» ASSIGNMENT
Each entry below is to be copied out exactly and in full.

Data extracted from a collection
----
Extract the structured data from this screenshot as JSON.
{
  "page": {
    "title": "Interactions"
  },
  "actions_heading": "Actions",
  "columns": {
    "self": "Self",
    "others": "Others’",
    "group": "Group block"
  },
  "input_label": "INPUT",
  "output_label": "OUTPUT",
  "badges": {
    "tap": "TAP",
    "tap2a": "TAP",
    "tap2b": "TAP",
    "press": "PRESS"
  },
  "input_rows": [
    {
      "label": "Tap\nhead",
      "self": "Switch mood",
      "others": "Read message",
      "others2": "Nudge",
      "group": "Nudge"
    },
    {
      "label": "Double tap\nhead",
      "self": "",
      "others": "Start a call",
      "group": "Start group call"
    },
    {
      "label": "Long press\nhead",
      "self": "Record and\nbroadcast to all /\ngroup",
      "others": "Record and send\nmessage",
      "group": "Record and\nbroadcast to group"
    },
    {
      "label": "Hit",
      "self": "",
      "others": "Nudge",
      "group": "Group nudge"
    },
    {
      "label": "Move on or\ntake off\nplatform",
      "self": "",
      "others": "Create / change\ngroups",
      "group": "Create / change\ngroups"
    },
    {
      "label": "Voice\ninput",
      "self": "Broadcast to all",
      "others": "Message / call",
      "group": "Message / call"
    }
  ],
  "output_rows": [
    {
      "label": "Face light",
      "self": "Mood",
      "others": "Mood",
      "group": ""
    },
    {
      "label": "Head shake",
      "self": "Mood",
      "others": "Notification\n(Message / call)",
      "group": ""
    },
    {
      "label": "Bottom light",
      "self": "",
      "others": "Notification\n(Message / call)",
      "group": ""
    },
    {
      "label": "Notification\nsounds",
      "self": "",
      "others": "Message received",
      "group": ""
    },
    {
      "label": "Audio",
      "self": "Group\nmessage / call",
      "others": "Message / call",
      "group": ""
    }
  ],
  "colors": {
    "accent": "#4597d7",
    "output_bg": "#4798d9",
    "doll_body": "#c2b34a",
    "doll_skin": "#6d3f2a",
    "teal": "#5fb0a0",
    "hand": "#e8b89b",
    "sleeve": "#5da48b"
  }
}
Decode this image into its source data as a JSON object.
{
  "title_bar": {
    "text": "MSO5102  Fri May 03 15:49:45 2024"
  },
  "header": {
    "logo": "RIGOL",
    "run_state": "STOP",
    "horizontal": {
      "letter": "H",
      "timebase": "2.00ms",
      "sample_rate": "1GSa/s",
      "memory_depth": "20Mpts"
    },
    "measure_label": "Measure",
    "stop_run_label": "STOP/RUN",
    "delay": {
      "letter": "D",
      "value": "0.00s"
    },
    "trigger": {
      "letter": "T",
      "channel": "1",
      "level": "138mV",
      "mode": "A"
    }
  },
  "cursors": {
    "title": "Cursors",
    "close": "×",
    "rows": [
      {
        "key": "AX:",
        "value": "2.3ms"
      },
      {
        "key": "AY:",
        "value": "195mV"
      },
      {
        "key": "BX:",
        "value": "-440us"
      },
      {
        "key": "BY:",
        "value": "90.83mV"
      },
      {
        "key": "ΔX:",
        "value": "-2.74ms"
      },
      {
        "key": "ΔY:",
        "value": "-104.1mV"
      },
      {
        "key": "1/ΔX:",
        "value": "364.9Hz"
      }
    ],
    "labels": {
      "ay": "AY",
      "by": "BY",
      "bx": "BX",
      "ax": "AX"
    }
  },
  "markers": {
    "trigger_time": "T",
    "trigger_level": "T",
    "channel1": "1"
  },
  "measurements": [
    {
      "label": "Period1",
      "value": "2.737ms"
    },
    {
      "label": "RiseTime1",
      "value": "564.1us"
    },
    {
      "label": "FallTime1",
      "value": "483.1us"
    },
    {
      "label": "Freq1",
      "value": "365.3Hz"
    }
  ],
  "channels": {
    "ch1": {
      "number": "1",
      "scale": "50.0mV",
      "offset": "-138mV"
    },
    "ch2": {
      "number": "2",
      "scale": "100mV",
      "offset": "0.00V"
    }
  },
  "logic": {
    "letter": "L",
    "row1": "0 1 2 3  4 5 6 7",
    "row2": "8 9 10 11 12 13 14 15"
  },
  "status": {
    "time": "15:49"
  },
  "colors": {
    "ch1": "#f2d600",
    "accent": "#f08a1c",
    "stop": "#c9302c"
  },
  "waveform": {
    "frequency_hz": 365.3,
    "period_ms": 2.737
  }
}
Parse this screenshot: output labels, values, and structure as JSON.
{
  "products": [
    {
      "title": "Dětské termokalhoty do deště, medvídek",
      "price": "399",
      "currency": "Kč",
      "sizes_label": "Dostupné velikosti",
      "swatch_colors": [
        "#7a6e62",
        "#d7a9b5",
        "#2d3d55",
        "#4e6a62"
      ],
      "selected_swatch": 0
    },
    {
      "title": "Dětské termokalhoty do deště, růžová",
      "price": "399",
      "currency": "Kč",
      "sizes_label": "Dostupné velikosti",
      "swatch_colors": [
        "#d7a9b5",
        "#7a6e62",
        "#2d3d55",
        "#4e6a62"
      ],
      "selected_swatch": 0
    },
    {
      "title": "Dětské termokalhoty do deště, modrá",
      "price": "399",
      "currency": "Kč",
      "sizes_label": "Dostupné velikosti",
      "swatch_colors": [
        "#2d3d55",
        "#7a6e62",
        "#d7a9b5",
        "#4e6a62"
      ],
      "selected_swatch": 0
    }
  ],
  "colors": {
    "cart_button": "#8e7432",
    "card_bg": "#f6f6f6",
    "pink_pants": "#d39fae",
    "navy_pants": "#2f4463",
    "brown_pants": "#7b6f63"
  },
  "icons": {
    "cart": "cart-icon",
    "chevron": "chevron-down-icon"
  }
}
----
» TASK RESPONSE
Extract the structured data from this screenshot as JSON.
{
  "page": {
    "title": "Interactions"
  },
  "actions_heading": "Actions",
  "columns": {
    "self": "Self",
    "others": "Others’",
    "group": "Group block"
  },
  "input_label": "INPUT",
  "output_label": "OUTPUT",
  "badges": {
    "tap": "TAP",
    "tap2a": "TAP",
    "tap2b": "TAP",
    "press": "PRESS"
  },
  "input_rows": [
    {
      "label": "Tap\nhead",
      "self": "Switch mood",
      "others": "Read message",
      "others2": "Nudge",
      "group": "Nudge"
    },
    {
      "label": "Double tap\nhead",
      "self": "",
      "others": "Start a call",
      "group": "Start group call"
    },
    {
      "label": "Long press\nhead",
      "self": "Record and\nbroadcast to all /\ngroup",
      "others": "Record and send\nmessage",
      "group": "Record and\nbroadcast to group"
    },
    {
      "label": "Hit",
      "self": "",
      "others": "Nudge",
      "group": "Group nudge"
    },
    {
      "label": "Move on or\ntake off\nplatform",
      "self": "",
      "others": "Create / change\ngroups",
      "group": "Create / change\ngroups"
    },
    {
      "label": "Voice\ninput",
      "self": "Broadcast to all",
      "others": "Message / call",
      "group": "Message / call"
    }
  ],
  "output_rows": [
    {
      "label": "Face light",
      "self": "Mood",
      "others": "Mood",
      "group": ""
    },
    {
      "label": "Head shake",
      "self": "Mood",
      "others": "Notification\n(Message / call)",
      "group": ""
    },
    {
      "label": "Bottom light",
      "self": "",
      "others": "Notification\n(Message / call)",
      "group": ""
    },
    {
      "label": "Notification\nsounds",
      "self": "",
      "others": "Message received",
      "group": ""
    },
    {
      "label": "Audio",
      "self": "Group\nmessage / call",
      "others": "Message / call",
      "group": ""
    }
  ],
  "colors": {
    "accent": "#4597d7",
    "output_bg": "#4798d9",
    "doll_body": "#c2b34a",
    "doll_skin": "#6d3f2a",
    "teal": "#5fb0a0",
    "hand": "#e8b89b",
    "sleeve": "#5da48b"
  }
}
Decode this image into its source data as a JSON object.
{
  "title_bar": {
    "text": "MSO5102  Fri May 03 15:49:45 2024"
  },
  "header": {
    "logo": "RIGOL",
    "run_state": "STOP",
    "horizontal": {
      "letter": "H",
      "timebase": "2.00ms",
      "sample_rate": "1GSa/s",
      "memory_depth": "20Mpts"
    },
    "measure_label": "Measure",
    "stop_run_label": "STOP/RUN",
    "delay": {
      "letter": "D",
      "value": "0.00s"
    },
    "trigger": {
      "letter": "T",
      "channel": "1",
      "level": "138mV",
      "mode": "A"
    }
  },
  "cursors": {
    "title": "Cursors",
    "close": "×",
    "rows": [
      {
        "key": "AX:",
        "value": "2.3ms"
      },
      {
        "key": "AY:",
        "value": "195mV"
      },
      {
        "key": "BX:",
        "value": "-440us"
      },
      {
        "key": "BY:",
        "value": "90.83mV"
      },
      {
        "key": "ΔX:",
        "value": "-2.74ms"
      },
      {
        "key": "ΔY:",
        "value": "-104.1mV"
      },
      {
        "key": "1/ΔX:",
        "value": "364.9Hz"
      }
    ],
    "labels": {
      "ay": "AY",
      "by": "BY",
      "bx": "BX",
      "ax": "AX"
    }
  },
  "markers": {
    "trigger_time": "T",
    "trigger_level": "T",
    "channel1": "1"
  },
  "measurements": [
    {
      "label": "Period1",
      "value": "2.737ms"
    },
    {
      "label": "RiseTime1",
      "value": "564.1us"
    },
    {
      "label": "FallTime1",
      "value": "483.1us"
    },
    {
      "label": "Freq1",
      "value": "365.3Hz"
    }
  ],
  "channels": {
    "ch1": {
      "number": "1",
      "scale": "50.0mV",
      "offset": "-138mV"
    },
    "ch2": {
      "number": "2",
      "scale": "100mV",
      "offset": "0.00V"
    }
  },
  "logic": {
    "letter": "L",
    "row1": "0 1 2 3  4 5 6 7",
    "row2": "8 9 10 11 12 13 14 15"
  },
  "status": {
    "time": "15:49"
  },
  "colors": {
    "ch1": "#f2d600",
    "accent": "#f08a1c",
    "stop": "#c9302c"
  },
  "waveform": {
    "frequency_hz": 365.3,
    "period_ms": 2.737
  }
}
Parse this screenshot: output labels, values, and structure as JSON.
{
  "products": [
    {
      "title": "Dětské termokalhoty do deště, medvídek",
      "price": "399",
      "currency": "Kč",
      "sizes_label": "Dostupné velikosti",
      "swatch_colors": [
        "#7a6e62",
        "#d7a9b5",
        "#2d3d55",
        "#4e6a62"
      ],
      "selected_swatch": 0
    },
    {
      "title": "Dětské termokalhoty do deště, růžová",
      "price": "399",
      "currency": "Kč",
      "sizes_label": "Dostupné velikosti",
      "swatch_colors": [
        "#d7a9b5",
        "#7a6e62",
        "#2d3d55",
        "#4e6a62"
      ],
      "selected_swatch": 0
    },
    {
      "title": "Dětské termokalhoty do deště, modrá",
      "price": "399",
      "currency": "Kč",
      "sizes_label": "Dostupné velikosti",
      "swatch_colors": [
        "#2d3d55",
        "#7a6e62",
        "#d7a9b5",
        "#4e6a62"
      ],
      "selected_swatch": 0
    }
  ],
  "colors": {
    "cart_button": "#8e7432",
    "card_bg": "#f6f6f6",
    "pink_pants": "#d39fae",
    "navy_pants": "#2f4463",
    "brown_pants": "#7b6f63"
  },
  "icons": {
    "cart": "cart-icon",
    "chevron": "chevron-down-icon"
  }
}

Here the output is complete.